Cabinet Office minister Francis Maude claimed today that the government was "on track" to double the monetary value of business going to small- and medium-sized firms by April this year.
“Governments might be able to print money but it is SMEs who make it successful. SMEs are crucial to the future of this country and can save taxpayers’ money with innovative new ideas," he breathlessly opined.
"Doubling the amount of business going to these companies is no small feat but we will now go further. We are determined to shake up public buying so radically that there is no turning back to old days of SMEs being shut out.”
Reg readers with a good memory will recall similar declarations made by successive ministers over the past decade who have said they were committed to making the bid for IT contracts in central government a much fairer process.
Time and time again the notion of a "level playing field" has been batted around that suggested the door was finally being opened for smaller outfits interested in the government procurement game.
Maude claimed that the "value" of central government procurement spend going to SMEs would double from £3bn in 2010 to £6bn by April 2012, which is the end of UK.gov's financial year.

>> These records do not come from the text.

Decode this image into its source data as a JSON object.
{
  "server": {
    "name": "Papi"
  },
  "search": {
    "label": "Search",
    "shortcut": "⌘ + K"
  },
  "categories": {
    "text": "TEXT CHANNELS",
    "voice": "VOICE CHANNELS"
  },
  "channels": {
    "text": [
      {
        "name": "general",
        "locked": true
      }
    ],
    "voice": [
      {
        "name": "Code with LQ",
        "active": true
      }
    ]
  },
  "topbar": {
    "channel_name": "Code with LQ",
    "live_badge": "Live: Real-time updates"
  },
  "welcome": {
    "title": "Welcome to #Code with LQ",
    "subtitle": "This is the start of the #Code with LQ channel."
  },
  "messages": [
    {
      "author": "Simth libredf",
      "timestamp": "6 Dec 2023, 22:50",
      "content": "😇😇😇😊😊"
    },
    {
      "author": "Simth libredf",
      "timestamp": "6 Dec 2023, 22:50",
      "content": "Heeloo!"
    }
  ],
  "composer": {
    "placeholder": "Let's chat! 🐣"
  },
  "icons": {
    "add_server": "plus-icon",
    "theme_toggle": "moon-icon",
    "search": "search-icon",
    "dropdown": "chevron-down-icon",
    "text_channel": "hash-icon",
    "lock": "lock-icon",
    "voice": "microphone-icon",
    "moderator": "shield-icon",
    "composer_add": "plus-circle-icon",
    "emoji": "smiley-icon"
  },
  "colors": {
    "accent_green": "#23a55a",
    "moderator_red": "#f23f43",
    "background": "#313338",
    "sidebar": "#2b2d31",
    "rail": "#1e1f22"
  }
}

That's the headline figure the minister's department is flogging to the press anyway...
But the Cabinet Office's SME Progress Report published today does a better job of explaining exactly what Maude's double-bubble claim for small businesses bidding for government contracts actually means.
[T]he proportion of central government direct spending with SMEs is on track to double, from 6.5 per cent of direct spend in 2009/10, to 13.7 per cent (year to date) for 2011/12.
In addition, when we factor in indirect spend being tracked through the supply chains of DWP, Home Office and HMRC, this figure increases to 14.5 per cent.
In summary we are confident that over £6bn of Government spend will be channeled to SMEs in the 2011/12 financial year an increase from the £3bn awarded in 2010/11. It is a positive signal for Central Government achieving its 25 per cent aspiration by 2015.
Sub-contracting from bigger government providers has helped plump up those figures, the Cabinet Office noted.
The likes of Hewlett Packard, CapGemini, Capita and Logica have all played their part by farming out work to SMEs via the government's Contracts Finder website.
And it's that number that Maude is hoping to see grow to 25 per cent by the end of the current Parliament in 2015.
“Our reforms are working, as reflected in the progress reported today. SMEs are at the forefront of all our procurement activity and we’re pleased to see that all departments are now able to accurately measure and report the volume of spend being awarded to SMEs," the government's chief procurement officer John Collington.
"We are now working with the top suppliers to government to ensure they too are opening up government's supply chain to SMEs.
“We are achieving these impressive results through improving civil service procurement across government, where we've invested significantly in simplified processes, training staff and deploying best in class technology.”
Maude declared in February last year that the changes to how it handled bids for government contracts would signal the end of "procurement oligopoly". At the time, he blamed bureaucracy for being the main barrier stopping SMEs from entering the government contract fray. ®
An earlier version of this article stated that SMEs were receiving only 4 per cent of UK government spending. This was based on the following passage in the report linked above, which says on page 5:
Using this data we are able to calculate that the 27 suppliers’ spend with SMEs equates to approximately 4% of Government spend as a whole.
However the 27 suppliers referred to do not account for all of UK government spending, and the article has been amended to reflect this.